I admire its ambition. If you strip away the wank, this is a generic
campaign for global communication. Ah, but you say, hasn’t BT done this
before with Bob Hoskins (and with Stephen Hawking)? Yes, but that was
for fixed-line telephones and the power of conver-sation, whereas the
Ericsson campaign is larger in scope because it touches on two
The first is the idea that communication also includes data as well as
The second is that because Ericsson is a mobile phone company, the
communication process is subject to fewer physical restrictions.
What’s particularly interesting is that Ericsson is stepping into the
gap BT could have owned for itself had it only stuck with the generic
work. The point about trying to own a category is that it takes a long
time and, once started, you can’t give up half way. But if you genuinely
want to be a global brand, then ownership of that category becomes
The autobiography of a famous old-time footballer once had a chapter
headed, ’What the average club director knows about football’. The rest
of the page was blank.
After last week’s Newcastle fiasco you could say the same about football
In business and marketing terms, football has come a long way in the
past five years. Too far, too fast, perhaps.
A football club is the ultimate loyalty marketing scheme. However, the
normal loyalty model (eg, the Tesco Clubcard) operates in reverse.
Instead of being rewarded for their loyalty, fans are being punished for

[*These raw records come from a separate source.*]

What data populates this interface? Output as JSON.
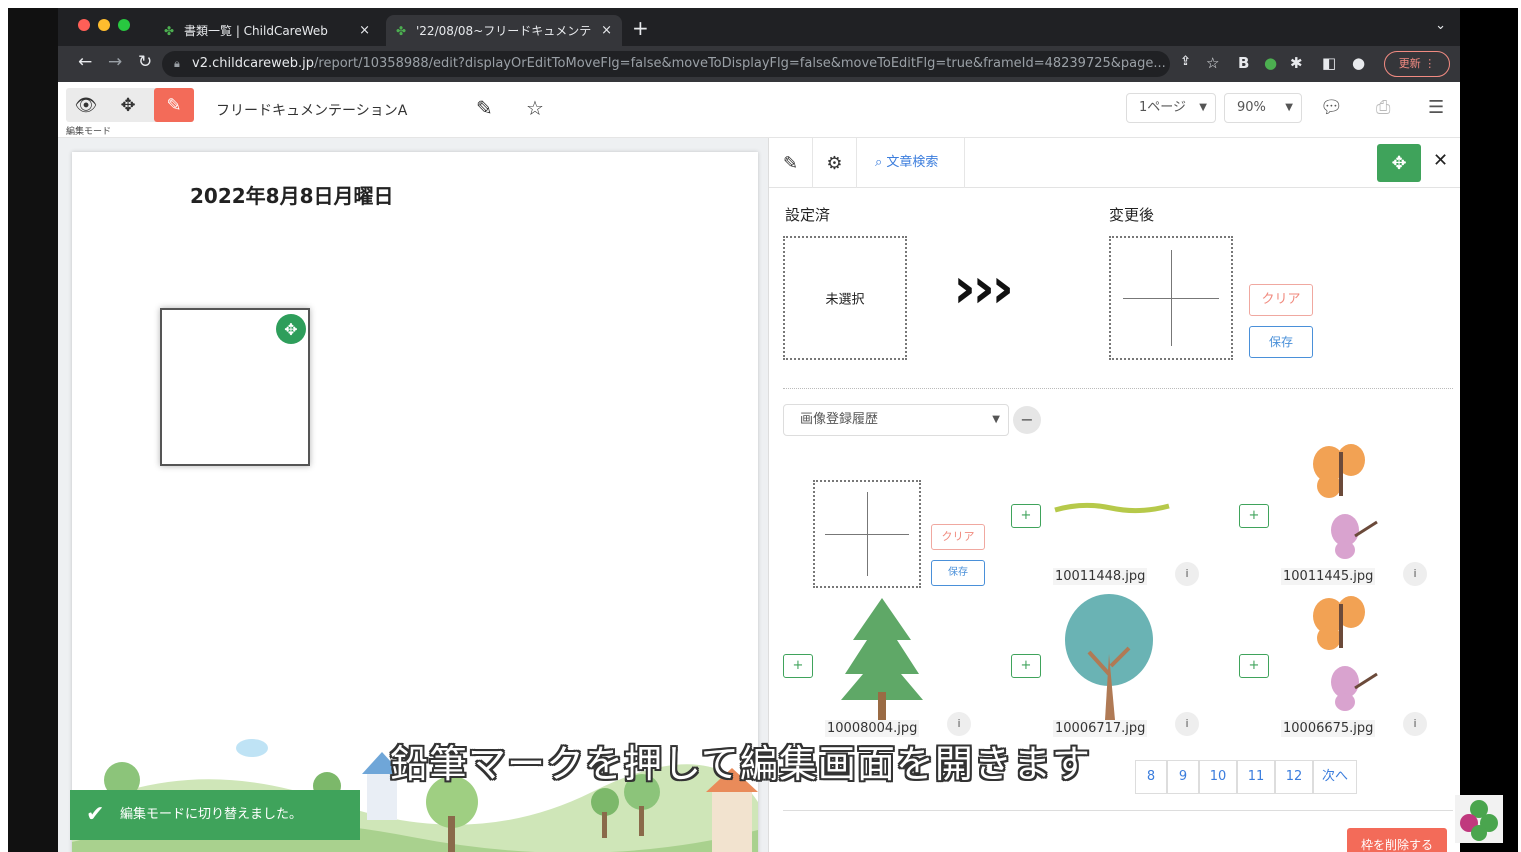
{
  "browser": {
    "tabs": [
      {
        "title": "書類一覧 | ChildCareWeb",
        "active": false
      },
      {
        "title": "'22/08/08~フリードキュメンテ",
        "active": true
      }
    ],
    "url_host": "v2.childcareweb.jp",
    "url_path": "/report/10358988/edit?displayOrEditToMoveFlg=false&moveToDisplayFlg=false&moveToEditFlg=true&frameId=48239725&page...",
    "ext_b": "B",
    "update_label": "更新"
  },
  "toolbar": {
    "mode_label": "編集モード",
    "document_title": "フリードキュメンテーションA",
    "page_select": "1ページ",
    "zoom_select": "90%"
  },
  "document": {
    "date": "2022年8月8日月曜日"
  },
  "toast": {
    "message": "編集モードに切り替えました。"
  },
  "panel": {
    "search_label": "文章検索",
    "current_label": "設定済",
    "current_value": "未選択",
    "arrows": "›››",
    "after_label": "変更後",
    "clear_label": "クリア",
    "save_label": "保存",
    "history_select": "画像登録履歴",
    "minus_label": "−",
    "add_label": "+",
    "info_label": "i",
    "images": [
      {
        "file": "10011448.jpg",
        "kind": "grass"
      },
      {
        "file": "10011445.jpg",
        "kind": "butterflies"
      },
      {
        "file": "10008004.jpg",
        "kind": "pine-tree"
      },
      {
        "file": "10006717.jpg",
        "kind": "round-tree"
      },
      {
        "file": "10006675.jpg",
        "kind": "butterflies"
      }
    ],
    "pages": [
      "8",
      "9",
      "10",
      "11",
      "12"
    ],
    "next_label": "次へ",
    "delete_label": "枠を削除する"
  },
  "subtitle": "鉛筆マークを押して編集画面を開きます",
  "colors": {
    "accent_green": "#3fa35b",
    "accent_red": "#f36b59",
    "link_blue": "#3b7ddd"
  }
}
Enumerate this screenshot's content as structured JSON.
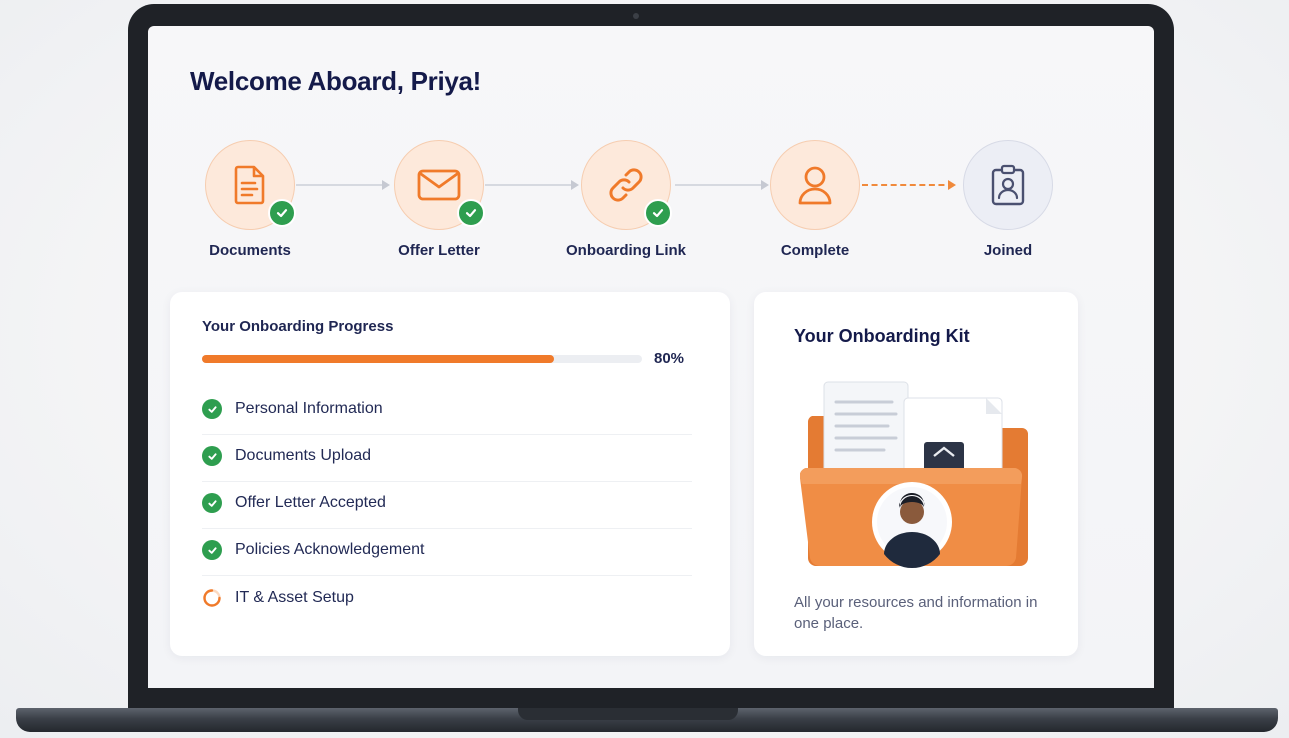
{
  "screen": {
    "title": "Welcome Aboard, Priya!"
  },
  "steps": [
    {
      "label": "Documents",
      "icon": "document-icon",
      "done": true
    },
    {
      "label": "Offer Letter",
      "icon": "envelope-icon",
      "done": true
    },
    {
      "label": "Onboarding Link",
      "icon": "link-icon",
      "done": true
    },
    {
      "label": "Complete",
      "icon": "user-icon",
      "done": false
    },
    {
      "label": "Joined",
      "icon": "id-badge-icon",
      "done": false
    }
  ],
  "progress": {
    "title": "Your Onboarding Progress",
    "percent_label": "80%",
    "percent": 80,
    "items": [
      {
        "label": "Personal Information",
        "status": "done"
      },
      {
        "label": "Documents Upload",
        "status": "done"
      },
      {
        "label": "Offer Letter Accepted",
        "status": "done"
      },
      {
        "label": "Policies Acknowledgement",
        "status": "done"
      },
      {
        "label": "IT & Asset Setup",
        "status": "in-progress"
      }
    ]
  },
  "kit": {
    "title": "Your Onboarding Kit",
    "caption": "All your resources and information in one place."
  },
  "colors": {
    "accent": "#f07a2a",
    "success": "#2e9e4f",
    "heading": "#141a4a"
  }
}
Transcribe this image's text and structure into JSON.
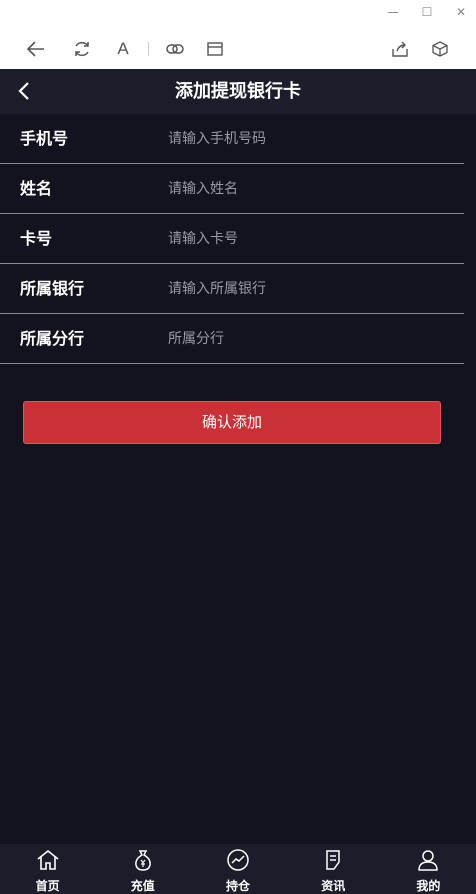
{
  "window": {
    "minimize_glyph": "—",
    "maximize_glyph": "☐",
    "close_glyph": "✕"
  },
  "browser_toolbar": {
    "font_button_glyph": "A",
    "icons": [
      "back-arrow-icon",
      "refresh-icon",
      "font-size-icon",
      "link-icon",
      "window-icon",
      "share-icon",
      "cube-icon"
    ]
  },
  "header": {
    "title": "添加提现银行卡"
  },
  "form": {
    "rows": [
      {
        "label": "手机号",
        "placeholder": "请输入手机号码"
      },
      {
        "label": "姓名",
        "placeholder": "请输入姓名"
      },
      {
        "label": "卡号",
        "placeholder": "请输入卡号"
      },
      {
        "label": "所属银行",
        "placeholder": "请输入所属银行"
      },
      {
        "label": "所属分行",
        "placeholder": "所属分行"
      }
    ]
  },
  "confirm_button": {
    "label": "确认添加"
  },
  "tabbar": {
    "tabs": [
      {
        "label": "首页",
        "icon": "home-icon"
      },
      {
        "label": "充值",
        "icon": "money-bag-icon"
      },
      {
        "label": "持仓",
        "icon": "chart-trend-icon"
      },
      {
        "label": "资讯",
        "icon": "document-edit-icon"
      },
      {
        "label": "我的",
        "icon": "user-icon"
      }
    ]
  },
  "colors": {
    "background": "#13121f",
    "header": "#1b1d2b",
    "accent_red": "#c93137",
    "divider": "#8a8a93"
  }
}
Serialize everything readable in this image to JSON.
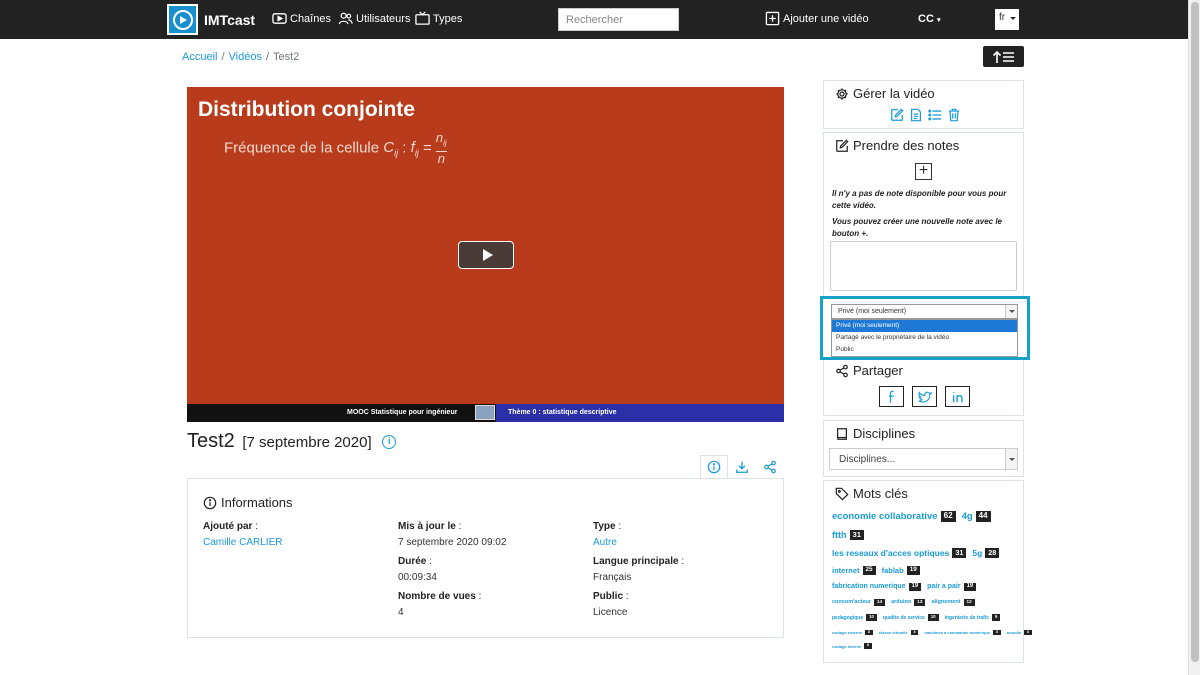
{
  "nav": {
    "brand": "IMTcast",
    "links": [
      "Chaînes",
      "Utilisateurs",
      "Types"
    ],
    "search_placeholder": "Rechercher",
    "add_video": "Ajouter une vidéo",
    "cc": "CC",
    "lang": "fr"
  },
  "breadcrumb": [
    "Accueil",
    "Vidéos",
    "Test2"
  ],
  "video": {
    "slide_title": "Distribution conjointe",
    "slide_subtitle": "Fréquence de la cellule",
    "slide_formula": "Cij : fij = nij / n",
    "bar_left": "MOOC Statistique pour ingénieur",
    "bar_right": "Thème 0 : statistique descriptive",
    "title": "Test2",
    "date": "[7 septembre 2020]"
  },
  "info": {
    "heading": "Informations",
    "fields": [
      {
        "label": "Ajouté par",
        "value": "Camille CARLIER"
      },
      {
        "label": "Mis à jour le",
        "value": "7 septembre 2020 09:02"
      },
      {
        "label": "Type",
        "value": "Autre"
      },
      {
        "label": "Durée",
        "value": "00:09:34"
      },
      {
        "label": "Langue principale",
        "value": "Français"
      },
      {
        "label": "Nombre de vues",
        "value": "4"
      },
      {
        "label": "Public",
        "value": "Licence"
      }
    ]
  },
  "sidebar": {
    "manage_title": "Gérer la vidéo",
    "notes_title": "Prendre des notes",
    "notes_msg1": "Il n'y a pas de note disponible pour vous pour cette vidéo.",
    "notes_msg2": "Vous pouvez créer une nouvelle note avec le bouton +.",
    "visibility_selected": "Privé (moi seulement)",
    "visibility_options": [
      "Privé (moi seulement)",
      "Partagé avec le propriétaire de la vidéo",
      "Public"
    ],
    "share_title": "Partager",
    "disciplines_title": "Disciplines",
    "disciplines_placeholder": "Disciplines...",
    "keywords_title": "Mots clés",
    "tags": [
      {
        "name": "economie collaborative",
        "count": "62"
      },
      {
        "name": "4g",
        "count": "44"
      },
      {
        "name": "ftth",
        "count": "31"
      },
      {
        "name": "les reseaux d'acces optiques",
        "count": "31"
      },
      {
        "name": "5g",
        "count": "28"
      },
      {
        "name": "internet",
        "count": "25"
      },
      {
        "name": "fablab",
        "count": "19"
      },
      {
        "name": "fabrication numerique",
        "count": "19"
      },
      {
        "name": "pair a pair",
        "count": "19"
      },
      {
        "name": "consom'acteur",
        "count": "14"
      },
      {
        "name": "arduino",
        "count": "13"
      },
      {
        "name": "alignement",
        "count": "12"
      },
      {
        "name": "pedagogique",
        "count": "10"
      },
      {
        "name": "qualite de service",
        "count": "10"
      },
      {
        "name": "ingenierie de trafic",
        "count": "9"
      },
      {
        "name": "routage externe",
        "count": "8"
      },
      {
        "name": "classe virtuelle",
        "count": "8"
      },
      {
        "name": "machines a commande numerique",
        "count": "8"
      },
      {
        "name": "moodle",
        "count": "8"
      },
      {
        "name": "routage interne",
        "count": "8"
      }
    ]
  }
}
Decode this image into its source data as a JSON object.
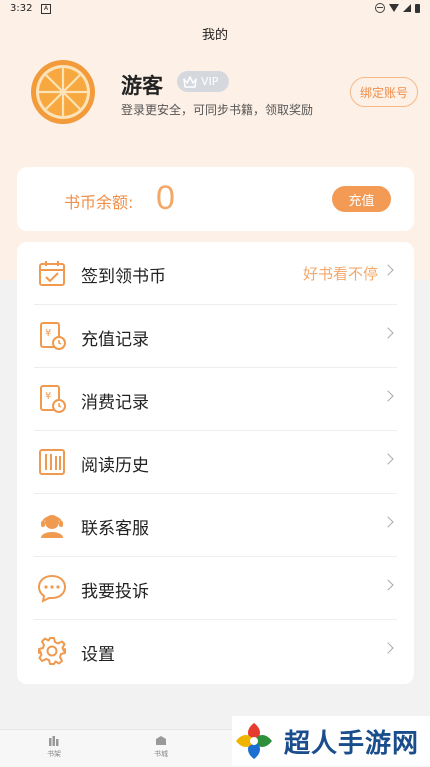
{
  "status_bar": {
    "time": "3:32",
    "notif": "A"
  },
  "header": {
    "title": "我的"
  },
  "profile": {
    "username": "游客",
    "vip_label": "VIP",
    "subtitle": "登录更安全，可同步书籍，领取奖励",
    "bind_label": "绑定账号"
  },
  "balance": {
    "label": "书币余额:",
    "value": "0",
    "recharge_label": "充值"
  },
  "menu": {
    "items": [
      {
        "label": "签到领书币",
        "hint": "好书看不停",
        "icon": "calendar-check-icon"
      },
      {
        "label": "充值记录",
        "icon": "recharge-record-icon"
      },
      {
        "label": "消费记录",
        "icon": "consume-record-icon"
      },
      {
        "label": "阅读历史",
        "icon": "reading-history-icon"
      },
      {
        "label": "联系客服",
        "icon": "customer-service-icon"
      },
      {
        "label": "我要投诉",
        "icon": "chat-bubble-icon"
      },
      {
        "label": "设置",
        "icon": "gear-icon"
      }
    ]
  },
  "bottom_nav": {
    "items": [
      {
        "label": "书架",
        "icon": "bookshelf-icon"
      },
      {
        "label": "书城",
        "icon": "bookstore-icon"
      }
    ]
  },
  "watermark": {
    "text": "超人手游网"
  },
  "colors": {
    "accent": "#f39a55",
    "header_bg": "#fdf0e6",
    "page_bg": "#f2f2f2"
  }
}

it by being sold even more merchandise at ever-higher prices and with
Mostly, because it’s football, they all get away with it (visited the
Chelsea megastore recently?). It’s not the apparent cynicism that will
do Newcastle in, but the contempt.
Remorseless marketing-driven organisations such as Asda, Tesco and
Procter & Gamble may be ruthless and cynical - but they are never
contemptuous of their customers. As for those that are, well, look at